ASSIGNED TASK:
Every line of the records below that holds the word "this" should be copied out.

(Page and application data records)
----------
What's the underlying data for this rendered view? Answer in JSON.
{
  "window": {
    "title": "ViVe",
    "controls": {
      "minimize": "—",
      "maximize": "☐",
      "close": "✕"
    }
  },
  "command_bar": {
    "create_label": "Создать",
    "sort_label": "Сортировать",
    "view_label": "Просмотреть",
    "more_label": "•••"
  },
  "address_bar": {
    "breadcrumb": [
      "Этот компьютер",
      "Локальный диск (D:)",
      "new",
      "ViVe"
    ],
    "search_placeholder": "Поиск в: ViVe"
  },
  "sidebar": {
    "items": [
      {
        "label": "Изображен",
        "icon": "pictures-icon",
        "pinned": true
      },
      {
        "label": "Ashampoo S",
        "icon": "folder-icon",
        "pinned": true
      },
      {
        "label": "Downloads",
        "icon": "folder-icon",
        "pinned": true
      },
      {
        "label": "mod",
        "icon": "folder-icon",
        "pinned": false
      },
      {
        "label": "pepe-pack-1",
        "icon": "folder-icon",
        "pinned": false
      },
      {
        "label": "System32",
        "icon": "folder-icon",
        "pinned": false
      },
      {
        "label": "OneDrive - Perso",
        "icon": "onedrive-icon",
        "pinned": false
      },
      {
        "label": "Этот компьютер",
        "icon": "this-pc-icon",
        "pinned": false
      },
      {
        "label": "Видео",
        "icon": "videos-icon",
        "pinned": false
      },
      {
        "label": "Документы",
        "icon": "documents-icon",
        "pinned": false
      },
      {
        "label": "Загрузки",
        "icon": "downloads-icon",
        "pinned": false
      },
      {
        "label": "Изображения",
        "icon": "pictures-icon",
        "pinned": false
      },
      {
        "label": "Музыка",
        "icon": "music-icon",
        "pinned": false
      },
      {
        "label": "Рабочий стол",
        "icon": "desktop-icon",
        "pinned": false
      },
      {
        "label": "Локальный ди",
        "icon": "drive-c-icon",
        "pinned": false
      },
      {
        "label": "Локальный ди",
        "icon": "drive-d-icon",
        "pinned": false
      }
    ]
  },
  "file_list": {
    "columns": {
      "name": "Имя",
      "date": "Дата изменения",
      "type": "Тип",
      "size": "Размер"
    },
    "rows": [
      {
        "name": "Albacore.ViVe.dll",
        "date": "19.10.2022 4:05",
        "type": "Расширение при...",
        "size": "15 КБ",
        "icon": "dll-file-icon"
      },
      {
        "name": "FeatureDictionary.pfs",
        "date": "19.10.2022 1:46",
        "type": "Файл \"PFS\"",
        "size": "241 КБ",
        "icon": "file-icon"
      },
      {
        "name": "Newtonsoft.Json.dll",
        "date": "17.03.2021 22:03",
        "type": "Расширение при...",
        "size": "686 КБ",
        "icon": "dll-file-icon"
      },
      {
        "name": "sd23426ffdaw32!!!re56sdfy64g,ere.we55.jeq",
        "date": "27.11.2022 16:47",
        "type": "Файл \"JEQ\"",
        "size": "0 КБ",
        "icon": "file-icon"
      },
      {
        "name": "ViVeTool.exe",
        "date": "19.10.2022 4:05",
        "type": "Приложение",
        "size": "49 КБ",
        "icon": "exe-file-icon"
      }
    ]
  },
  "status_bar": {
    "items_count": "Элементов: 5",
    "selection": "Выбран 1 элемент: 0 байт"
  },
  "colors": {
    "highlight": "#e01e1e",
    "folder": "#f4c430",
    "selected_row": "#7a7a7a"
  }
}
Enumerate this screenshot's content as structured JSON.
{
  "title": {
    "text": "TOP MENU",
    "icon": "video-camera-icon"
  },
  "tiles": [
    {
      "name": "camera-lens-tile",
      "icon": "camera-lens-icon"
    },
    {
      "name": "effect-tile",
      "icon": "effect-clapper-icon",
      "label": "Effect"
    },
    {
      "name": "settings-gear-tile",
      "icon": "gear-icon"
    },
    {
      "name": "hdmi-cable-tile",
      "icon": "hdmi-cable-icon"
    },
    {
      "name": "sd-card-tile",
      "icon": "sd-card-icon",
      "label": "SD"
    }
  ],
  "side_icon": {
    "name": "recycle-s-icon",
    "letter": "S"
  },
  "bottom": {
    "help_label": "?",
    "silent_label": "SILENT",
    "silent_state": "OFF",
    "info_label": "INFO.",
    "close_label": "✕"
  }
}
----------
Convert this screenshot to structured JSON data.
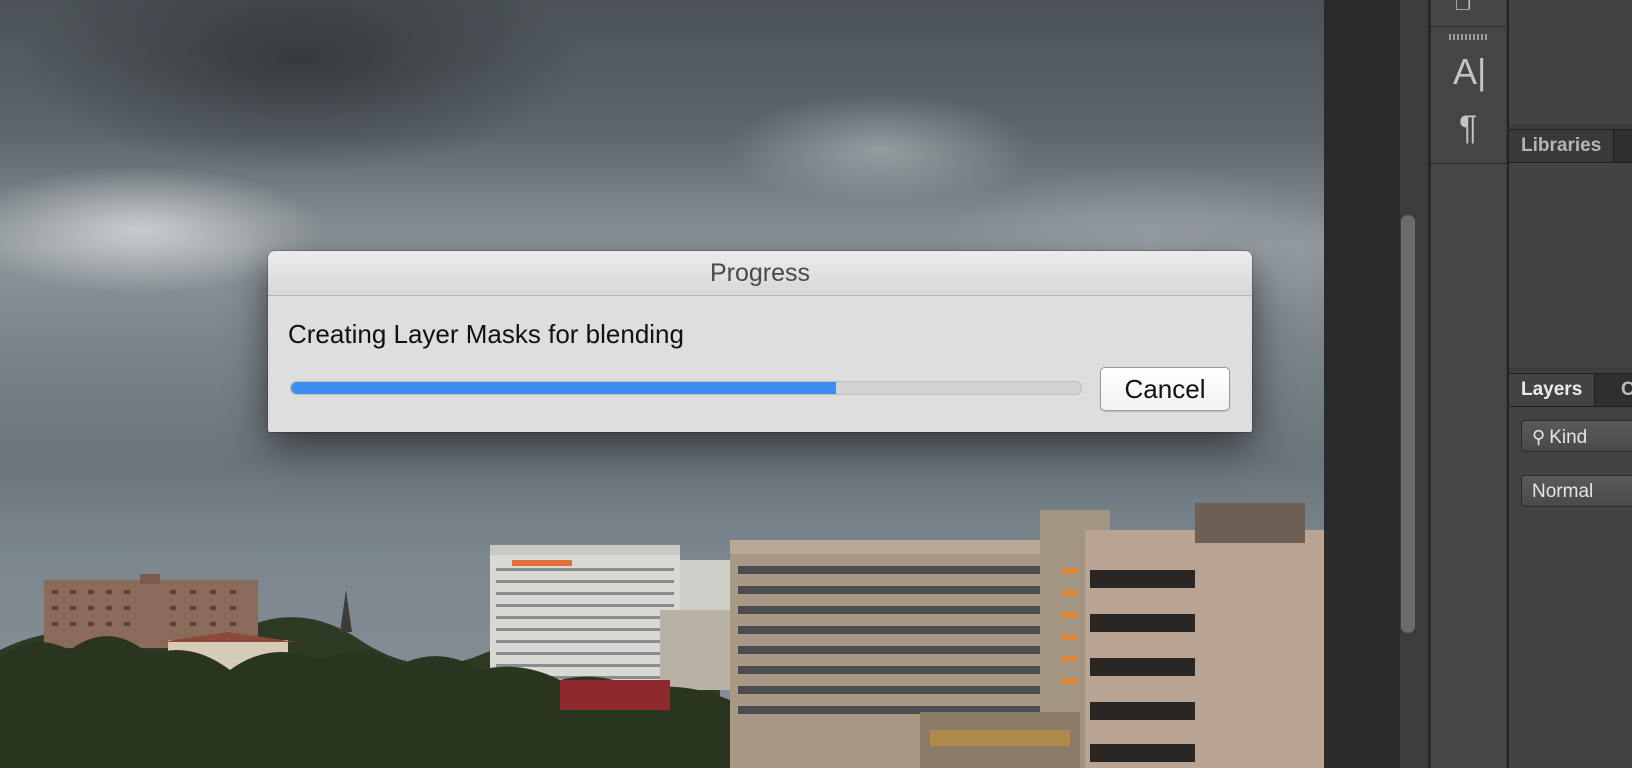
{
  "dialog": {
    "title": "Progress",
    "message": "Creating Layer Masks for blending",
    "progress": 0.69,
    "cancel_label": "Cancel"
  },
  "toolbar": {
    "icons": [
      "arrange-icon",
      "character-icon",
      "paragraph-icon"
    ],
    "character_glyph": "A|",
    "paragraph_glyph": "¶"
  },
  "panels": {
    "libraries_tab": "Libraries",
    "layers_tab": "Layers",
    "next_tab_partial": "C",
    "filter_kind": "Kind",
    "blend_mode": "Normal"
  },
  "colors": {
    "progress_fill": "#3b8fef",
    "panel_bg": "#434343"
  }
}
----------
TASK SOLUTION:
What's the underlying data for this rendered view? Answer in JSON.
        "icon": "this-pc-icon",
Enumerate this screenshot's content as structured JSON.
Convert this screenshot to structured JSON data.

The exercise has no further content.